Current opinion in HIV and AIDS 2017 10 17() doi 10.1097/COH.0000000000000429
PURPOSE OF REVIEW
Aim of this review is to summarize the alterations occurring in gut microbiome composition after HIV infection, and to underline how intestinal dysbiosis can affect immune homeostasis, immune recovery, and persisting immune activation under antiretroviral therapy (ART). Many interventions have been suggested, mostly with inconclusive results.
Recent evidence showed that gut microbiota from HIV-infected patients harbor reproducible differences compared to uninfected individuals. In this line, there is growing evidence that alterations in gut ecology during HIV infection correlate with persistence of immune defects and chronic inflammation. A reduced microbial diversity in feces of HIV-infected patients is highly associated with microbial translocation and monocyte activation markers; moreover, changes in mucosa-associated bacteria correlate with inflammation and T-cell activation.
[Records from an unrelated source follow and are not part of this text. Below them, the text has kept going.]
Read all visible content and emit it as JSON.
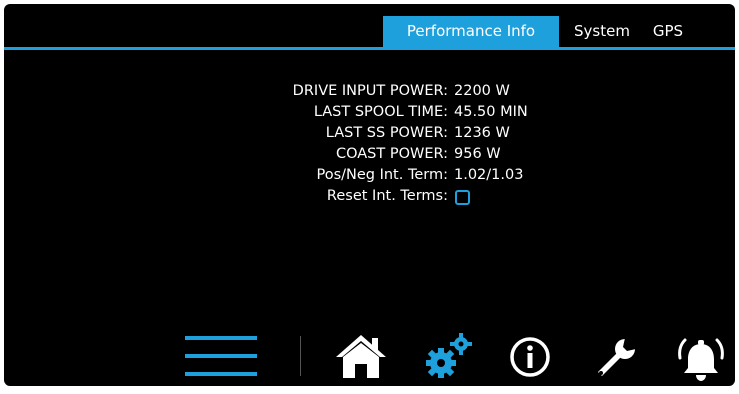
{
  "tabs": [
    {
      "label": "Performance Info",
      "active": true
    },
    {
      "label": "System",
      "active": false
    },
    {
      "label": "GPS",
      "active": false
    }
  ],
  "info": {
    "drive_input_power": {
      "label": "DRIVE INPUT POWER:",
      "value": "2200 W"
    },
    "last_spool_time": {
      "label": "LAST SPOOL TIME:",
      "value": "45.50 MIN"
    },
    "last_ss_power": {
      "label": "LAST SS POWER:",
      "value": "1236 W"
    },
    "coast_power": {
      "label": "COAST POWER:",
      "value": "956 W"
    },
    "int_term": {
      "label": "Pos/Neg Int. Term:",
      "value": "1.02/1.03"
    },
    "reset_int_terms": {
      "label": "Reset Int. Terms:",
      "checked": false
    }
  },
  "nav": {
    "items": [
      {
        "icon": "menu-icon",
        "active": true
      },
      {
        "icon": "home-icon",
        "active": false
      },
      {
        "icon": "gears-icon",
        "active": true
      },
      {
        "icon": "info-icon",
        "active": false
      },
      {
        "icon": "wrench-icon",
        "active": false
      },
      {
        "icon": "alarm-bell-icon",
        "active": false
      }
    ]
  },
  "colors": {
    "background": "#000000",
    "accent": "#1ea0dc",
    "text": "#ffffff"
  }
}
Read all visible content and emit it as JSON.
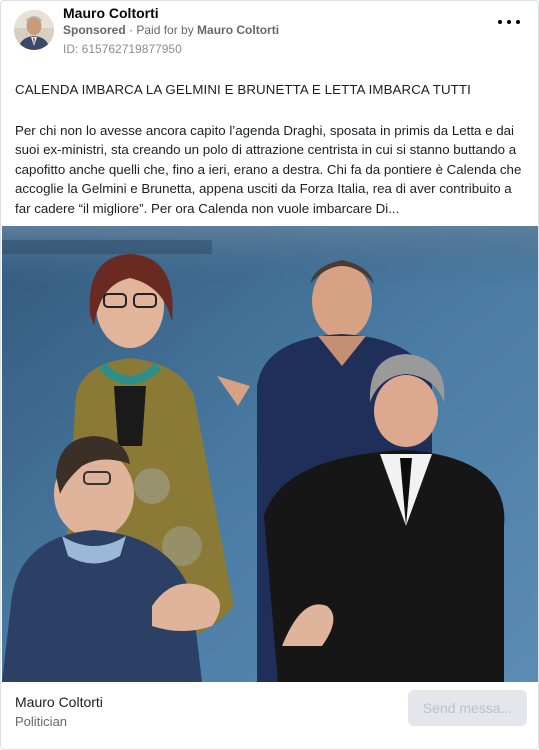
{
  "header": {
    "page_name": "Mauro Coltorti",
    "sponsored_label": "Sponsored",
    "separator": " · ",
    "paid_for_prefix": "Paid for by ",
    "payer_name": "Mauro Coltorti",
    "ad_id": "ID: 615762719877950",
    "more_icon": "more-horizontal-icon"
  },
  "post": {
    "headline": "CALENDA IMBARCA LA GELMINI E BRUNETTA E LETTA IMBARCA TUTTI",
    "body": "Per chi non lo avesse ancora capito l’agenda Draghi, sposata in primis da Letta e dai suoi ex-ministri, sta creando un polo di attrazione centrista in cui si stanno buttando a capofitto anche quelli che, fino a ieri, erano a destra. Chi fa da pontiere è Calenda che accoglie la Gelmini e Brunetta, appena usciti da Forza Italia, rea di aver contribuito a far cadere “il migliore”. Per ora Calenda non vuole imbarcare Di..."
  },
  "footer": {
    "page_name": "Mauro Coltorti",
    "category": "Politician",
    "cta_label": "Send messa..."
  },
  "colors": {
    "image_background": "#3f6e96",
    "cta_background": "#e4e6eb",
    "cta_text": "#bcc0c4",
    "secondary_text": "#65676b"
  }
}
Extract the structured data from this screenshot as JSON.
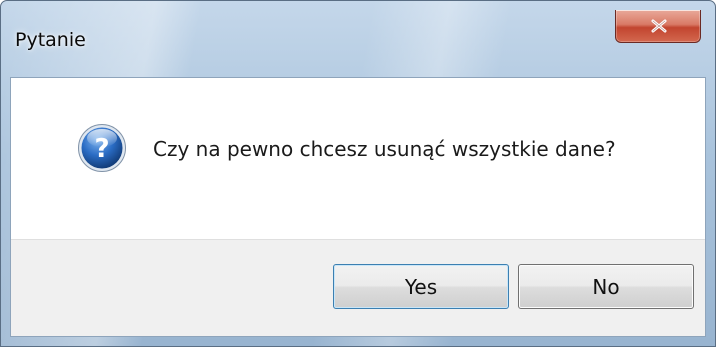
{
  "window": {
    "title": "Pytanie"
  },
  "dialog": {
    "icon": "question-icon",
    "message": "Czy na pewno chcesz usunąć wszystkie dane?"
  },
  "buttons": {
    "yes_label": "Yes",
    "no_label": "No"
  },
  "colors": {
    "title_bar": "#a9c3dc",
    "close_button": "#c2452f",
    "dialog_body": "#ffffff",
    "button_area": "#f0f0f0",
    "icon": "#1f5fb0"
  }
}
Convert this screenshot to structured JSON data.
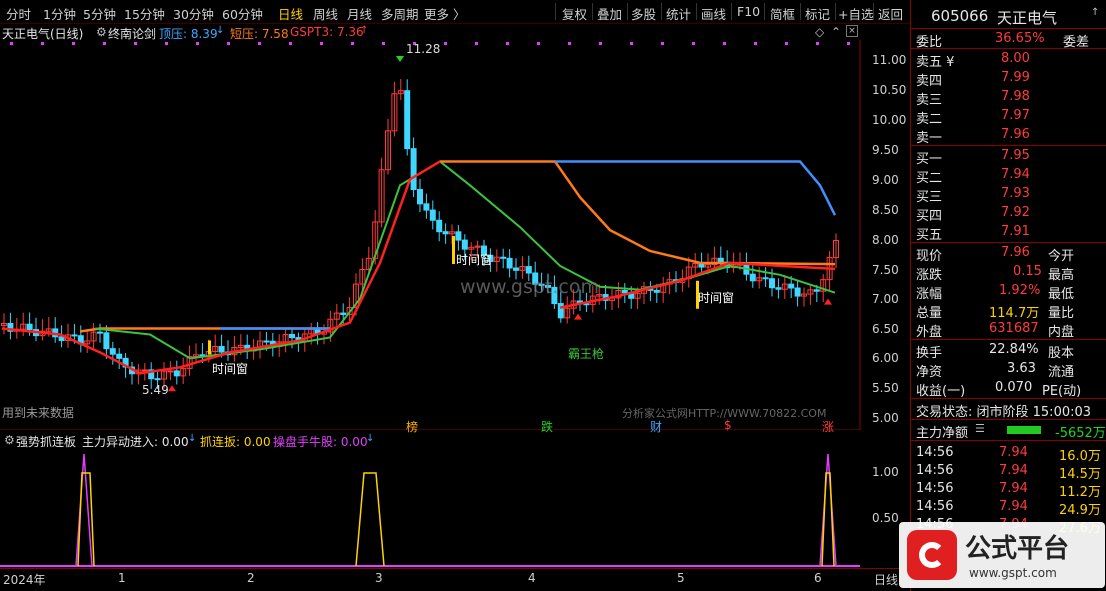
{
  "toolbar": {
    "periods": [
      "分时",
      "1分钟",
      "5分钟",
      "15分钟",
      "30分钟",
      "60分钟",
      "日线",
      "周线",
      "月线",
      "多周期",
      "更多 〉"
    ],
    "active_period": "日线",
    "actions": [
      "复权",
      "叠加",
      "多股",
      "统计",
      "画线",
      "F10",
      "简框",
      "标记",
      "+自选",
      "返回"
    ]
  },
  "chart": {
    "title": "天正电气(日线)",
    "indicator": "终南论剑",
    "top_label": "顶压: 8.39",
    "short_label": "短压: 7.58",
    "gspt_label": "GSPT3: 7.36",
    "high_marker": "11.28",
    "low_marker": "5.49",
    "y_ticks": [
      "11.00",
      "10.50",
      "10.00",
      "9.50",
      "9.00",
      "8.50",
      "8.00",
      "7.50",
      "7.00",
      "6.50",
      "6.00",
      "5.50",
      "5.00"
    ],
    "annotations": {
      "time_window": "时间窗",
      "bawang": "霸王枪",
      "future_data": "用到未来数据",
      "watermark": "www.gspt.com",
      "source": "分析家公式网HTTP://WWW.70822.COM"
    },
    "events": [
      "榜",
      "跌",
      "财",
      "$",
      "涨"
    ],
    "colors": {
      "up": "#ff3b3b",
      "down": "#3fd7ff",
      "ma_red": "#ff2020",
      "ma_green": "#3cc43c",
      "ma_orange": "#ff7a1a",
      "ma_blue": "#3f8fff"
    }
  },
  "sub_chart": {
    "name": "强势抓连板",
    "main_label": "主力异动进入: 0.00",
    "catch_label": "抓连扳: 0.00",
    "bull_label": "操盘手牛股: 0.00",
    "y_ticks": [
      "1.00",
      "0.50"
    ]
  },
  "x_axis": {
    "labels": [
      "2024年",
      "1",
      "2",
      "3",
      "4",
      "5",
      "6"
    ],
    "period": "日线"
  },
  "right_panel": {
    "code": "605066",
    "name": "天正电气",
    "wei_bi_label": "委比",
    "wei_bi": "36.65%",
    "wei_cha_label": "委差",
    "sell": [
      {
        "label": "卖五 ¥",
        "price": "8.00"
      },
      {
        "label": "卖四",
        "price": "7.99"
      },
      {
        "label": "卖三",
        "price": "7.98"
      },
      {
        "label": "卖二",
        "price": "7.97"
      },
      {
        "label": "卖一",
        "price": "7.96"
      }
    ],
    "buy": [
      {
        "label": "买一",
        "price": "7.95"
      },
      {
        "label": "买二",
        "price": "7.94"
      },
      {
        "label": "买三",
        "price": "7.93"
      },
      {
        "label": "买四",
        "price": "7.92"
      },
      {
        "label": "买五",
        "price": "7.91"
      }
    ],
    "stats": [
      {
        "label": "现价",
        "value": "7.96",
        "label2": "今开"
      },
      {
        "label": "涨跌",
        "value": "0.15",
        "label2": "最高"
      },
      {
        "label": "涨幅",
        "value": "1.92%",
        "label2": "最低"
      },
      {
        "label": "总量",
        "value": "114.7万",
        "label2": "量比"
      },
      {
        "label": "外盘",
        "value": "631687",
        "label2": "内盘"
      }
    ],
    "stats2": [
      {
        "label": "换手",
        "value": "22.84%",
        "label2": "股本"
      },
      {
        "label": "净资",
        "value": "3.63",
        "label2": "流通"
      },
      {
        "label": "收益(一)",
        "value": "0.070",
        "label2": "PE(动)"
      }
    ],
    "status": "交易状态: 闭市阶段 15:00:03",
    "net_flow_label": "主力净额",
    "net_flow_value": "-5652万",
    "ticks": [
      {
        "time": "14:56",
        "price": "7.94",
        "vol": "16.0万"
      },
      {
        "time": "14:56",
        "price": "7.94",
        "vol": "14.5万"
      },
      {
        "time": "14:56",
        "price": "7.94",
        "vol": "11.2万"
      },
      {
        "time": "14:56",
        "price": "7.94",
        "vol": "24.9万"
      },
      {
        "time": "14:56",
        "price": "7.94",
        "vol": "27.6万"
      }
    ],
    "logo_text": "公式平台",
    "logo_url": "www.gspt.com"
  }
}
Studying the human host-microbiota interaction suggests that the consequences of HIV infection on microbial composition can influence immune status in HIV patients. ART induces microbiome changes that are independent of HIV infection, and some imply that ART may enhance dysbiosis. Studies and trials evaluated the effects of administering probiotics and prebiotics, finding a potential benefit on inflammation markers and immune cell activation. Emerging data on fecal microbial transplantation need to be assessed with further studies.